===== Supplied material

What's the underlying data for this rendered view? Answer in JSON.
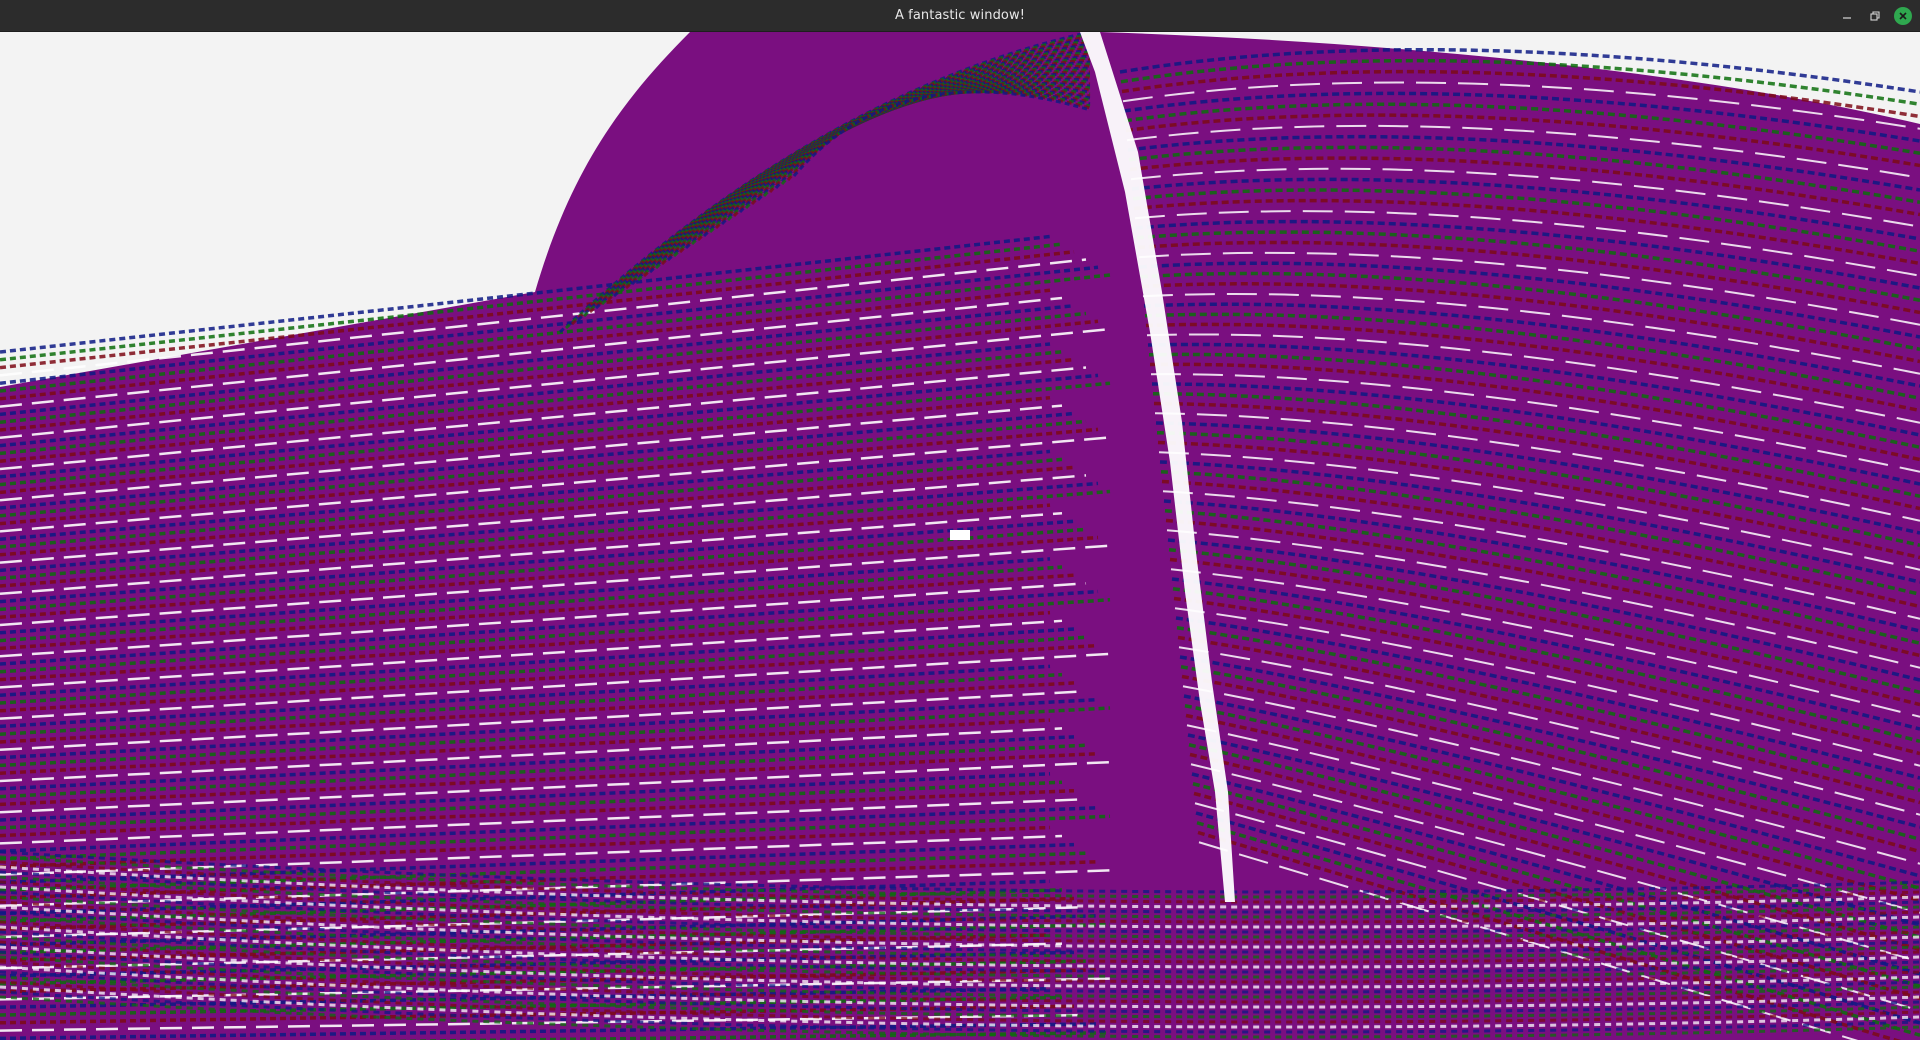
{
  "window": {
    "title": "A fantastic window!",
    "controls": {
      "minimize_icon": "minimize-icon",
      "maximize_icon": "restore-icon",
      "close_icon": "close-icon"
    }
  },
  "scene": {
    "background": "#f3f3f3",
    "palette": {
      "purple": "#7a0f80",
      "navy": "#0d1a84",
      "green": "#0c6e0c",
      "maroon": "#7d0a16",
      "white": "#ffffff"
    }
  }
}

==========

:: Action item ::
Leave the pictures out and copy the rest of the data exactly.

:: Your solution ::
What's the underlying data for this rendered view? Answer in JSON.
{
  "window": {
    "title": "A fantastic window!",
    "controls": {
      "minimize_icon": "minimize-icon",
      "maximize_icon": "restore-icon",
      "close_icon": "close-icon"
    }
  },
  "scene": {
    "background": "#f3f3f3",
    "palette": {
      "purple": "#7a0f80",
      "navy": "#0d1a84",
      "green": "#0c6e0c",
      "maroon": "#7d0a16",
      "white": "#ffffff"
    }
  }
}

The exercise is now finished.